:: Provided entries ::
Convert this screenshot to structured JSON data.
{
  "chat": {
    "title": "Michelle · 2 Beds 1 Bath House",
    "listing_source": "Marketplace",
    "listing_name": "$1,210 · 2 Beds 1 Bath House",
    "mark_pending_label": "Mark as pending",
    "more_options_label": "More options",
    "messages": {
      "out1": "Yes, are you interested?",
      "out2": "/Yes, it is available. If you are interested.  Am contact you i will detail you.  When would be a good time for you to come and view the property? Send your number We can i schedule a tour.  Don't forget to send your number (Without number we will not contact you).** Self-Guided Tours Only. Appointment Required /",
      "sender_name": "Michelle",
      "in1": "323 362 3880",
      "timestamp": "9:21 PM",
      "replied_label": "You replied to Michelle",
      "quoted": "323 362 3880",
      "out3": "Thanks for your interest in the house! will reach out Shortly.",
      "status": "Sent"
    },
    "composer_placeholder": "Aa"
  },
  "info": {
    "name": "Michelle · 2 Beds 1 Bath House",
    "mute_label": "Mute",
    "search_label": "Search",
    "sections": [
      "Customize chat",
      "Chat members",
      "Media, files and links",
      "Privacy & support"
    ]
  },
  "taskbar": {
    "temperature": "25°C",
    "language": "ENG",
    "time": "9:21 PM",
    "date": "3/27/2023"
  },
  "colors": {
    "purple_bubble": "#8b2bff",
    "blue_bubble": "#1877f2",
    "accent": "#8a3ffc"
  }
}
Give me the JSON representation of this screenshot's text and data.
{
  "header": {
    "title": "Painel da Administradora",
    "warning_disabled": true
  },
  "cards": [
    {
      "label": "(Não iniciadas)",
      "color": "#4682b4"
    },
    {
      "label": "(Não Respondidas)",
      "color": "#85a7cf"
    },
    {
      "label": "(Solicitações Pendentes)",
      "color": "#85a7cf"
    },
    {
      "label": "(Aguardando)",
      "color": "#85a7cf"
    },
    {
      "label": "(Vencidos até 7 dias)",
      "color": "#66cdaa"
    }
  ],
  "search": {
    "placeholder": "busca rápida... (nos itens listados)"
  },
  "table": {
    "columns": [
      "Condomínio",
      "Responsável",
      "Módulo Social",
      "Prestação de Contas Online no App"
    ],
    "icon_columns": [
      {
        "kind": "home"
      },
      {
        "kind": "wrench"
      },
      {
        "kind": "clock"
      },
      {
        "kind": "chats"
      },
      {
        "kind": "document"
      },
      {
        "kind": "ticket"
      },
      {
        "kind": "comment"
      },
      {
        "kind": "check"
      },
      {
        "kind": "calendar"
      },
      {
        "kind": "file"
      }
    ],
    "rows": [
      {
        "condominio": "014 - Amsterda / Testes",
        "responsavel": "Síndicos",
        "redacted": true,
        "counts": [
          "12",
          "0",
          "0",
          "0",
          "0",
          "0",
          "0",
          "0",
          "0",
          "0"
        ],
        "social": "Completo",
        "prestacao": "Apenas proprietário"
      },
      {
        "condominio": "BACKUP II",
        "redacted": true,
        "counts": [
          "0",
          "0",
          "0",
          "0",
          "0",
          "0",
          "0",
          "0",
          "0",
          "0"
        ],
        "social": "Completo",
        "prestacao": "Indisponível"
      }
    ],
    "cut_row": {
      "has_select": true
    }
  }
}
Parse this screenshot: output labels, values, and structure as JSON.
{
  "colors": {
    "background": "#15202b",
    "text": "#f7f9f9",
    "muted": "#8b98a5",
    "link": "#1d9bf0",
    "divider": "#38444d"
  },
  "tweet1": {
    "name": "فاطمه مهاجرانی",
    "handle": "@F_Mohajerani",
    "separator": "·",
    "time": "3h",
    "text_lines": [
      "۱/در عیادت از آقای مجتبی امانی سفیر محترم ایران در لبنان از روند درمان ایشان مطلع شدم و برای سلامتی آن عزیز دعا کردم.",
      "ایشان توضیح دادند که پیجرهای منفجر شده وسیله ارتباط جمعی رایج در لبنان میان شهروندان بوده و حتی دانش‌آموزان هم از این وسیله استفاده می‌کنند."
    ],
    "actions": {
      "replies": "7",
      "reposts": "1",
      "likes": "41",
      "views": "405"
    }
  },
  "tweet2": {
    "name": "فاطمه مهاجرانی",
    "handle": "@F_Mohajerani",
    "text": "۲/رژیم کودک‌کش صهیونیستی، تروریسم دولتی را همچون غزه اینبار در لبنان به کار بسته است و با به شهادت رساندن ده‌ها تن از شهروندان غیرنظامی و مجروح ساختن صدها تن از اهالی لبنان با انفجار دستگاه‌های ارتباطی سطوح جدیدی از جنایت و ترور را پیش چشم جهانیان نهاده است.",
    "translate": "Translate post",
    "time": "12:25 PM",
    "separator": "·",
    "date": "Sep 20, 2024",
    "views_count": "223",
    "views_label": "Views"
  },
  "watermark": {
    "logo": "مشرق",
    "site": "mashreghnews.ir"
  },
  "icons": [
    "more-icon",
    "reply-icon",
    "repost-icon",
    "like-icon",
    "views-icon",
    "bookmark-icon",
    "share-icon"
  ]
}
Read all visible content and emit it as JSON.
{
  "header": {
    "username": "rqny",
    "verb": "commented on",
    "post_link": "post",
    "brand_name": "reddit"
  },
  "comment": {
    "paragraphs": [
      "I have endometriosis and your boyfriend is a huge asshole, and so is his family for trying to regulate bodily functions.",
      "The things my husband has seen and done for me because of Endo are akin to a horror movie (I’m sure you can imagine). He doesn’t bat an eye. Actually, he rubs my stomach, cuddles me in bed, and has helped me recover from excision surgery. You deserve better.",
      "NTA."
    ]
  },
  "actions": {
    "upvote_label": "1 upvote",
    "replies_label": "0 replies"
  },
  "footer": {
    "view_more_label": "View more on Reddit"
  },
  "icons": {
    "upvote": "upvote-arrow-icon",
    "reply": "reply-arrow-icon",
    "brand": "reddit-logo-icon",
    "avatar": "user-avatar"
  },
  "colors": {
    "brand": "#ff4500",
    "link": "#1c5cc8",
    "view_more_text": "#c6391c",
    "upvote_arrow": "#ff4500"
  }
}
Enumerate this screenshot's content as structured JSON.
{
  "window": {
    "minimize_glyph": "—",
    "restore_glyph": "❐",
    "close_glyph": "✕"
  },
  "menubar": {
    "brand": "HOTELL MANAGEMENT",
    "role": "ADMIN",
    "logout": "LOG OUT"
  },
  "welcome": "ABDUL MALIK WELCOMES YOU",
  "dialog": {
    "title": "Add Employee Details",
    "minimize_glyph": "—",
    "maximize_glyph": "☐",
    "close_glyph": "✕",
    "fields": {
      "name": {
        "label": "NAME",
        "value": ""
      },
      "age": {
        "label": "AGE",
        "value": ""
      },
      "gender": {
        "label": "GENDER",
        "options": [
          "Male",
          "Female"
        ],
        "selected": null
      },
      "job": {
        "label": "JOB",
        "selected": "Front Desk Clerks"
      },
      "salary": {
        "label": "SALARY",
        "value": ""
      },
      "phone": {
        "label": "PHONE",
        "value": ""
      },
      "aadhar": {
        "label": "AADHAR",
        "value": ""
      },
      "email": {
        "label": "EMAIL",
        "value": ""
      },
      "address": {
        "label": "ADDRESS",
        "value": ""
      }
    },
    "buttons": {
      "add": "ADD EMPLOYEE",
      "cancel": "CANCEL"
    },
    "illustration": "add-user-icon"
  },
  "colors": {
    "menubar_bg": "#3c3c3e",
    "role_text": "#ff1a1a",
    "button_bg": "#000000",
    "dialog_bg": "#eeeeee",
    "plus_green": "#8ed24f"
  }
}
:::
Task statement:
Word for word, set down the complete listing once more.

Solution to the problem:
Convert this screenshot to structured JSON data.
{
  "chat": {
    "title": "Michelle · 2 Beds 1 Bath House",
    "listing_source": "Marketplace",
    "listing_name": "$1,210 · 2 Beds 1 Bath House",
    "mark_pending_label": "Mark as pending",
    "more_options_label": "More options",
    "messages": {
      "out1": "Yes, are you interested?",
      "out2": "/Yes, it is available. If you are interested.  Am contact you i will detail you.  When would be a good time for you to come and view the property? Send your number We can i schedule a tour.  Don't forget to send your number (Without number we will not contact you).** Self-Guided Tours Only. Appointment Required /",
      "sender_name": "Michelle",
      "in1": "323 362 3880",
      "timestamp": "9:21 PM",
      "replied_label": "You replied to Michelle",
      "quoted": "323 362 3880",
      "out3": "Thanks for your interest in the house! will reach out Shortly.",
      "status": "Sent"
    },
    "composer_placeholder": "Aa"
  },
  "info": {
    "name": "Michelle · 2 Beds 1 Bath House",
    "mute_label": "Mute",
    "search_label": "Search",
    "sections": [
      "Customize chat",
      "Chat members",
      "Media, files and links",
      "Privacy & support"
    ]
  },
  "taskbar": {
    "temperature": "25°C",
    "language": "ENG",
    "time": "9:21 PM",
    "date": "3/27/2023"
  },
  "colors": {
    "purple_bubble": "#8b2bff",
    "blue_bubble": "#1877f2",
    "accent": "#8a3ffc"
  }
}
Give me the JSON representation of this screenshot's text and data.
{
  "header": {
    "title": "Painel da Administradora",
    "warning_disabled": true
  },
  "cards": [
    {
      "label": "(Não iniciadas)",
      "color": "#4682b4"
    },
    {
      "label": "(Não Respondidas)",
      "color": "#85a7cf"
    },
    {
      "label": "(Solicitações Pendentes)",
      "color": "#85a7cf"
    },
    {
      "label": "(Aguardando)",
      "color": "#85a7cf"
    },
    {
      "label": "(Vencidos até 7 dias)",
      "color": "#66cdaa"
    }
  ],
  "search": {
    "placeholder": "busca rápida... (nos itens listados)"
  },
  "table": {
    "columns": [
      "Condomínio",
      "Responsável",
      "Módulo Social",
      "Prestação de Contas Online no App"
    ],
    "icon_columns": [
      {
        "kind": "home"
      },
      {
        "kind": "wrench"
      },
      {
        "kind": "clock"
      },
      {
        "kind": "chats"
      },
      {
        "kind": "document"
      },
      {
        "kind": "ticket"
      },
      {
        "kind": "comment"
      },
      {
        "kind": "check"
      },
      {
        "kind": "calendar"
      },
      {
        "kind": "file"
      }
    ],
    "rows": [
      {
        "condominio": "014 - Amsterda / Testes",
        "responsavel": "Síndicos",
        "redacted": true,
        "counts": [
          "12",
          "0",
          "0",
          "0",
          "0",
          "0",
          "0",
          "0",
          "0",
          "0"
        ],
        "social": "Completo",
        "prestacao": "Apenas proprietário"
      },
      {
        "condominio": "BACKUP II",
        "redacted": true,
        "counts": [
          "0",
          "0",
          "0",
          "0",
          "0",
          "0",
          "0",
          "0",
          "0",
          "0"
        ],
        "social": "Completo",
        "prestacao": "Indisponível"
      }
    ],
    "cut_row": {
      "has_select": true
    }
  }
}
Parse this screenshot: output labels, values, and structure as JSON.
{
  "colors": {
    "background": "#15202b",
    "text": "#f7f9f9",
    "muted": "#8b98a5",
    "link": "#1d9bf0",
    "divider": "#38444d"
  },
  "tweet1": {
    "name": "فاطمه مهاجرانی",
    "handle": "@F_Mohajerani",
    "separator": "·",
    "time": "3h",
    "text_lines": [
      "۱/در عیادت از آقای مجتبی امانی سفیر محترم ایران در لبنان از روند درمان ایشان مطلع شدم و برای سلامتی آن عزیز دعا کردم.",
      "ایشان توضیح دادند که پیجرهای منفجر شده وسیله ارتباط جمعی رایج در لبنان میان شهروندان بوده و حتی دانش‌آموزان هم از این وسیله استفاده می‌کنند."
    ],
    "actions": {
      "replies": "7",
      "reposts": "1",
      "likes": "41",
      "views": "405"
    }
  },
  "tweet2": {
    "name": "فاطمه مهاجرانی",
    "handle": "@F_Mohajerani",
    "text": "۲/رژیم کودک‌کش صهیونیستی، تروریسم دولتی را همچون غزه اینبار در لبنان به کار بسته است و با به شهادت رساندن ده‌ها تن از شهروندان غیرنظامی و مجروح ساختن صدها تن از اهالی لبنان با انفجار دستگاه‌های ارتباطی سطوح جدیدی از جنایت و ترور را پیش چشم جهانیان نهاده است.",
    "translate": "Translate post",
    "time": "12:25 PM",
    "separator": "·",
    "date": "Sep 20, 2024",
    "views_count": "223",
    "views_label": "Views"
  },
  "watermark": {
    "logo": "مشرق",
    "site": "mashreghnews.ir"
  },
  "icons": [
    "more-icon",
    "reply-icon",
    "repost-icon",
    "like-icon",
    "views-icon",
    "bookmark-icon",
    "share-icon"
  ]
}
Read all visible content and emit it as JSON.
{
  "header": {
    "username": "rqny",
    "verb": "commented on",
    "post_link": "post",
    "brand_name": "reddit"
  },
  "comment": {
    "paragraphs": [
      "I have endometriosis and your boyfriend is a huge asshole, and so is his family for trying to regulate bodily functions.",
      "The things my husband has seen and done for me because of Endo are akin to a horror movie (I’m sure you can imagine). He doesn’t bat an eye. Actually, he rubs my stomach, cuddles me in bed, and has helped me recover from excision surgery. You deserve better.",
      "NTA."
    ]
  },
  "actions": {
    "upvote_label": "1 upvote",
    "replies_label": "0 replies"
  },
  "footer": {
    "view_more_label": "View more on Reddit"
  },
  "icons": {
    "upvote": "upvote-arrow-icon",
    "reply": "reply-arrow-icon",
    "brand": "reddit-logo-icon",
    "avatar": "user-avatar"
  },
  "colors": {
    "brand": "#ff4500",
    "link": "#1c5cc8",
    "view_more_text": "#c6391c",
    "upvote_arrow": "#ff4500"
  }
}
Enumerate this screenshot's content as structured JSON.
{
  "window": {
    "minimize_glyph": "—",
    "restore_glyph": "❐",
    "close_glyph": "✕"
  },
  "menubar": {
    "brand": "HOTELL MANAGEMENT",
    "role": "ADMIN",
    "logout": "LOG OUT"
  },
  "welcome": "ABDUL MALIK WELCOMES YOU",
  "dialog": {
    "title": "Add Employee Details",
    "minimize_glyph": "—",
    "maximize_glyph": "☐",
    "close_glyph": "✕",
    "fields": {
      "name": {
        "label": "NAME",
        "value": ""
      },
      "age": {
        "label": "AGE",
        "value": ""
      },
      "gender": {
        "label": "GENDER",
        "options": [
          "Male",
          "Female"
        ],
        "selected": null
      },
      "job": {
        "label": "JOB",
        "selected": "Front Desk Clerks"
      },
      "salary": {
        "label": "SALARY",
        "value": ""
      },
      "phone": {
        "label": "PHONE",
        "value": ""
      },
      "aadhar": {
        "label": "AADHAR",
        "value": ""
      },
      "email": {
        "label": "EMAIL",
        "value": ""
      },
      "address": {
        "label": "ADDRESS",
        "value": ""
      }
    },
    "buttons": {
      "add": "ADD EMPLOYEE",
      "cancel": "CANCEL"
    },
    "illustration": "add-user-icon"
  },
  "colors": {
    "menubar_bg": "#3c3c3e",
    "role_text": "#ff1a1a",
    "button_bg": "#000000",
    "dialog_bg": "#eeeeee",
    "plus_green": "#8ed24f"
  }
}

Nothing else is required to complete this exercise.